COVID-19 pandemic has led to various concerns regarding its mental health effect on patients with psychiatric disorders and also the health-care workforce. Psychological distress among those already suffering from psychiatric syndromes is on rise due to coronavirus-induced lockdown, isolation and quarantine recently reported in India (Melo and Soares, 2020). A narrative review on the challenges and burden of the Coronavirus 2019 (COVID-19) pandemic for child and adolescent mental health showed that COVID-19-associated mental health risks to disproportionately hit children and adolescents who are already disadvantaged and marginalized (Fegert et al., 2020).

Due to closure of schools there has been an increase in screen time, sedentary life, not following daily routine which are also having both physical and psychological effects on children. Children are also being exposed to the media coverage about coronavirus which might create fear among children due to the unpredictability and uncertainty of the illness. In such a scenario, parents and immediate caregivers specially need to take up major responsibility to help children in distress and hence, need to create a sense of normalcy at home. This may be done several ways that include play involving some physical workouts, academic activities which is joyable and participative, interaction with family members, creative writing, socialization that can connect to friends and relatives.

Data from the longitudinal studies and intervention trials in this population also need to be consolidated to further confirm the current study which includes cross-sectional survey study with students from two zone only, hence the results may not be accurate to represent the wide population of the country as such. Assessment of Psychological morbidity with the quality of life and academic performance of children and adolescents need to be considered for future study. It is important to include the efficacy and adverse effects, as well as acceptability and issues for psychotherapy as well. Multicentre studies would help for future roadmaps to combat the hidden pandemic stress in children and adolescents revealed in our study.
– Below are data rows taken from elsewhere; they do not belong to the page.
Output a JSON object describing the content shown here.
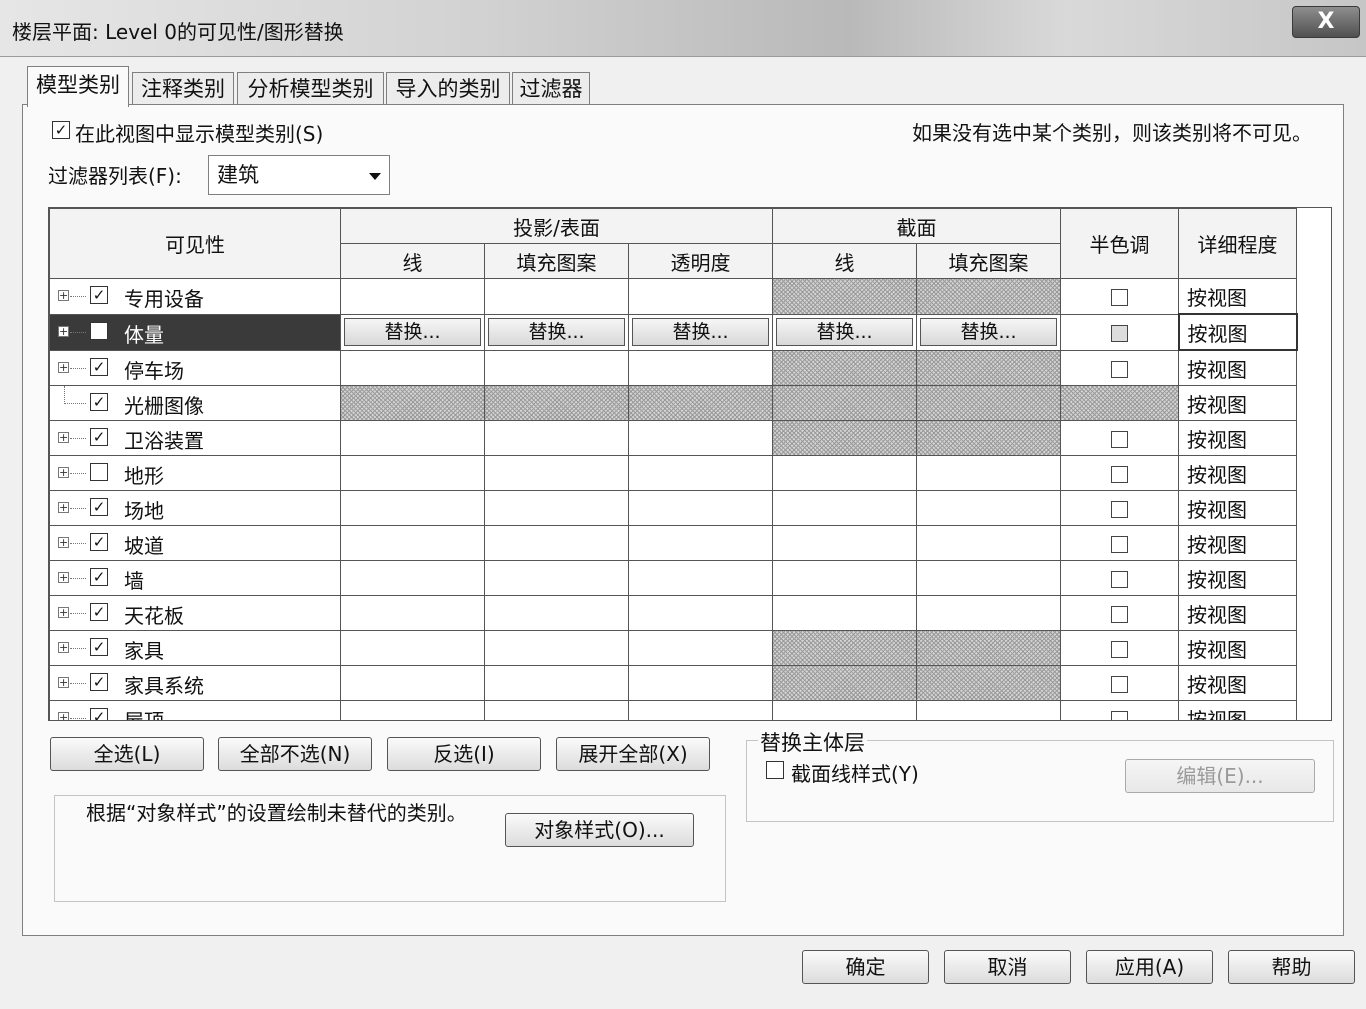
{
  "window": {
    "title": "楼层平面: Level 0的可见性/图形替换",
    "close_label": "X"
  },
  "tabs": [
    {
      "label": "模型类别",
      "active": true
    },
    {
      "label": "注释类别",
      "active": false
    },
    {
      "label": "分析模型类别",
      "active": false
    },
    {
      "label": "导入的类别",
      "active": false
    },
    {
      "label": "过滤器",
      "active": false
    }
  ],
  "options": {
    "show_model_categories_label": "在此视图中显示模型类别(S)",
    "show_model_categories_checked": true,
    "hint": "如果没有选中某个类别，则该类别将不可见。",
    "filter_list_label": "过滤器列表(F):",
    "filter_list_value": "建筑"
  },
  "grid": {
    "headers": {
      "visibility": "可见性",
      "projection_surface": "投影/表面",
      "cut": "截面",
      "halftone": "半色调",
      "detail_level": "详细程度",
      "lines": "线",
      "patterns": "填充图案",
      "transparency": "透明度",
      "cut_lines": "线",
      "cut_patterns": "填充图案"
    },
    "override_label": "替换...",
    "rows": [
      {
        "name": "专用设备",
        "checked": true,
        "expandable": true,
        "cut_hatched": true,
        "all_hatched": false,
        "selected": false,
        "halftone": false,
        "detail": "按视图"
      },
      {
        "name": "体量",
        "checked": true,
        "expandable": true,
        "cut_hatched": false,
        "all_hatched": false,
        "selected": true,
        "halftone": false,
        "detail": "按视图"
      },
      {
        "name": "停车场",
        "checked": true,
        "expandable": true,
        "cut_hatched": true,
        "all_hatched": false,
        "selected": false,
        "halftone": false,
        "detail": "按视图"
      },
      {
        "name": "光栅图像",
        "checked": true,
        "expandable": false,
        "cut_hatched": true,
        "all_hatched": true,
        "selected": false,
        "halftone": false,
        "detail": "按视图"
      },
      {
        "name": "卫浴装置",
        "checked": true,
        "expandable": true,
        "cut_hatched": true,
        "all_hatched": false,
        "selected": false,
        "halftone": false,
        "detail": "按视图"
      },
      {
        "name": "地形",
        "checked": false,
        "expandable": true,
        "cut_hatched": false,
        "all_hatched": false,
        "selected": false,
        "halftone": false,
        "detail": "按视图"
      },
      {
        "name": "场地",
        "checked": true,
        "expandable": true,
        "cut_hatched": false,
        "all_hatched": false,
        "selected": false,
        "halftone": false,
        "detail": "按视图"
      },
      {
        "name": "坡道",
        "checked": true,
        "expandable": true,
        "cut_hatched": false,
        "all_hatched": false,
        "selected": false,
        "halftone": false,
        "detail": "按视图"
      },
      {
        "name": "墙",
        "checked": true,
        "expandable": true,
        "cut_hatched": false,
        "all_hatched": false,
        "selected": false,
        "halftone": false,
        "detail": "按视图"
      },
      {
        "name": "天花板",
        "checked": true,
        "expandable": true,
        "cut_hatched": false,
        "all_hatched": false,
        "selected": false,
        "halftone": false,
        "detail": "按视图"
      },
      {
        "name": "家具",
        "checked": true,
        "expandable": true,
        "cut_hatched": true,
        "all_hatched": false,
        "selected": false,
        "halftone": false,
        "detail": "按视图"
      },
      {
        "name": "家具系统",
        "checked": true,
        "expandable": true,
        "cut_hatched": true,
        "all_hatched": false,
        "selected": false,
        "halftone": false,
        "detail": "按视图"
      },
      {
        "name": "屋顶",
        "checked": true,
        "expandable": true,
        "cut_hatched": false,
        "all_hatched": false,
        "selected": false,
        "halftone": false,
        "detail": "按视图"
      }
    ]
  },
  "buttons": {
    "select_all": "全选(L)",
    "select_none": "全部不选(N)",
    "invert": "反选(I)",
    "expand_all": "展开全部(X)",
    "object_styles": "对象样式(O)...",
    "edit": "编辑(E)...",
    "ok": "确定",
    "cancel": "取消",
    "apply": "应用(A)",
    "help": "帮助"
  },
  "info": {
    "text": "根据“对象样式”的设置绘制未替代的类别。"
  },
  "host_layers": {
    "title": "替换主体层",
    "cut_line_styles_label": "截面线样式(Y)",
    "cut_line_styles_checked": false
  }
}
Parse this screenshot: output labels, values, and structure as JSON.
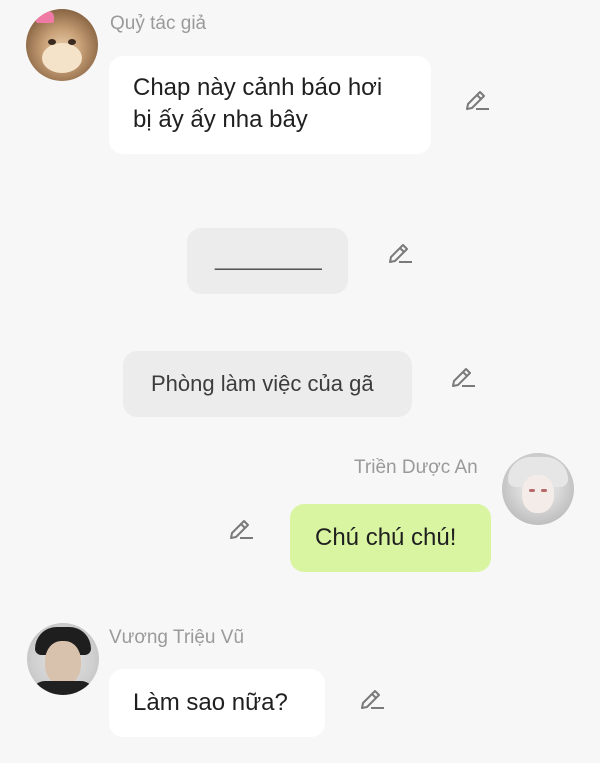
{
  "messages": [
    {
      "sender": "Quỷ tác giả",
      "text_line1": "Chap này cảnh báo hơi",
      "text_line2": "bị ấy ấy nha bây",
      "avatar_icon": "cat-avatar"
    },
    {
      "text": "________",
      "avatar_icon": null
    },
    {
      "text": "Phòng làm việc của gã",
      "avatar_icon": null
    },
    {
      "sender": "Triền Dược An",
      "text": "Chú chú chú!",
      "avatar_icon": "white-hair-avatar"
    },
    {
      "sender": "Vương Triệu Vũ",
      "text": "Làm sao nữa?",
      "avatar_icon": "dark-hair-avatar"
    }
  ],
  "icons": {
    "edit": "pencil-edit-icon"
  },
  "colors": {
    "background": "#f7f7f7",
    "bubble_white": "#ffffff",
    "bubble_gray": "#ececec",
    "bubble_green": "#d9f5a1",
    "sender_text": "#9a9a9a",
    "icon_stroke": "#7a7a7a"
  }
}
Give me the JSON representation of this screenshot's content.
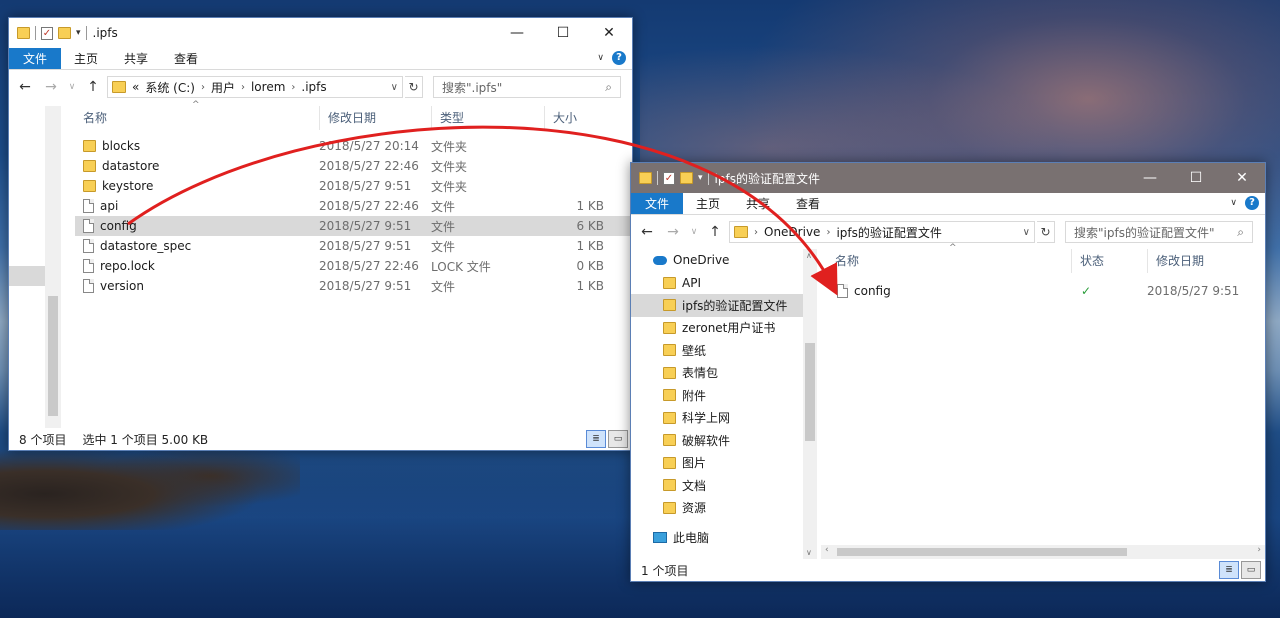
{
  "left_window": {
    "title": ".ipfs",
    "controls": {
      "minimize": "—",
      "maximize": "☐",
      "close": "✕"
    },
    "ribbon_tabs": [
      "文件",
      "主页",
      "共享",
      "查看"
    ],
    "breadcrumb": [
      "«",
      "系统 (C:)",
      "用户",
      "lorem",
      ".ipfs"
    ],
    "search_placeholder": "搜索\".ipfs\"",
    "columns": [
      "名称",
      "修改日期",
      "类型",
      "大小"
    ],
    "rows": [
      {
        "name": "blocks",
        "date": "2018/5/27 20:14",
        "type": "文件夹",
        "size": "",
        "icon": "folder-icon"
      },
      {
        "name": "datastore",
        "date": "2018/5/27 22:46",
        "type": "文件夹",
        "size": "",
        "icon": "folder-icon"
      },
      {
        "name": "keystore",
        "date": "2018/5/27 9:51",
        "type": "文件夹",
        "size": "",
        "icon": "folder-icon"
      },
      {
        "name": "api",
        "date": "2018/5/27 22:46",
        "type": "文件",
        "size": "1 KB",
        "icon": "file-icon"
      },
      {
        "name": "config",
        "date": "2018/5/27 9:51",
        "type": "文件",
        "size": "6 KB",
        "icon": "file-icon",
        "selected": true
      },
      {
        "name": "datastore_spec",
        "date": "2018/5/27 9:51",
        "type": "文件",
        "size": "1 KB",
        "icon": "file-icon"
      },
      {
        "name": "repo.lock",
        "date": "2018/5/27 22:46",
        "type": "LOCK 文件",
        "size": "0 KB",
        "icon": "file-icon"
      },
      {
        "name": "version",
        "date": "2018/5/27 9:51",
        "type": "文件",
        "size": "1 KB",
        "icon": "file-icon"
      }
    ],
    "status_count": "8 个项目",
    "status_selection": "选中 1 个项目  5.00 KB"
  },
  "right_window": {
    "title": "ipfs的验证配置文件",
    "controls": {
      "minimize": "—",
      "maximize": "☐",
      "close": "✕"
    },
    "ribbon_tabs": [
      "文件",
      "主页",
      "共享",
      "查看"
    ],
    "breadcrumb": [
      "OneDrive",
      "ipfs的验证配置文件"
    ],
    "search_placeholder": "搜索\"ipfs的验证配置文件\"",
    "tree": {
      "root": "OneDrive",
      "items": [
        "API",
        "ipfs的验证配置文件",
        "zeronet用户证书",
        "壁纸",
        "表情包",
        "附件",
        "科学上网",
        "破解软件",
        "图片",
        "文档",
        "资源"
      ],
      "selected_index": 1,
      "this_pc": "此电脑"
    },
    "columns": [
      "名称",
      "状态",
      "修改日期"
    ],
    "rows": [
      {
        "name": "config",
        "status": "✓",
        "date": "2018/5/27 9:51"
      }
    ],
    "status_count": "1 个项目"
  },
  "colors": {
    "accent": "#1979ca",
    "arrow": "#e0201f",
    "selection": "#d9d9d9"
  }
}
Intervention strategies to be better prepared for future developments:

  • Identification of the mental health as per the needs of the community, children, family levels.

  • Strengthening the accessible mental health resources in communities for children and families.

  • Implementation of evidence-supported practices that are scalable, expands access to care, and eliminates disparities.

  • Collaborative care models that can address children’s health care needs in low-resource settings.

  • Enhance the telehealth capacity, services via text, telephone, or video access to a spectrum of services for individuals and expert consultation for people in low-resource communities.

  • Screen time reduction may potentially reduce harmful effects.

  • Estimation of the cost-benefit of the measures currently being adopted such as home schooling etc.


Children and adolescents are prone to accumulate several risk factors for mental health during COVID-19 pandemic. These factors and their relevance for stress-regulating coping processes may be disentangled through longitudinal real-time based studies. Though a mild level of stress was evident in children and adolescents as per survey of the Schools, but if unattended, the stress levels may increase. At this time point, it is important to focus on scale-up of mental health interventions and targeted learning strategies to reduce the inequality gap, and may require investment and training to be sustainable. It is utmost to give primary importance to assess the implications of policies enacted to contain the hidden pandemic on mental health of children and adolescents.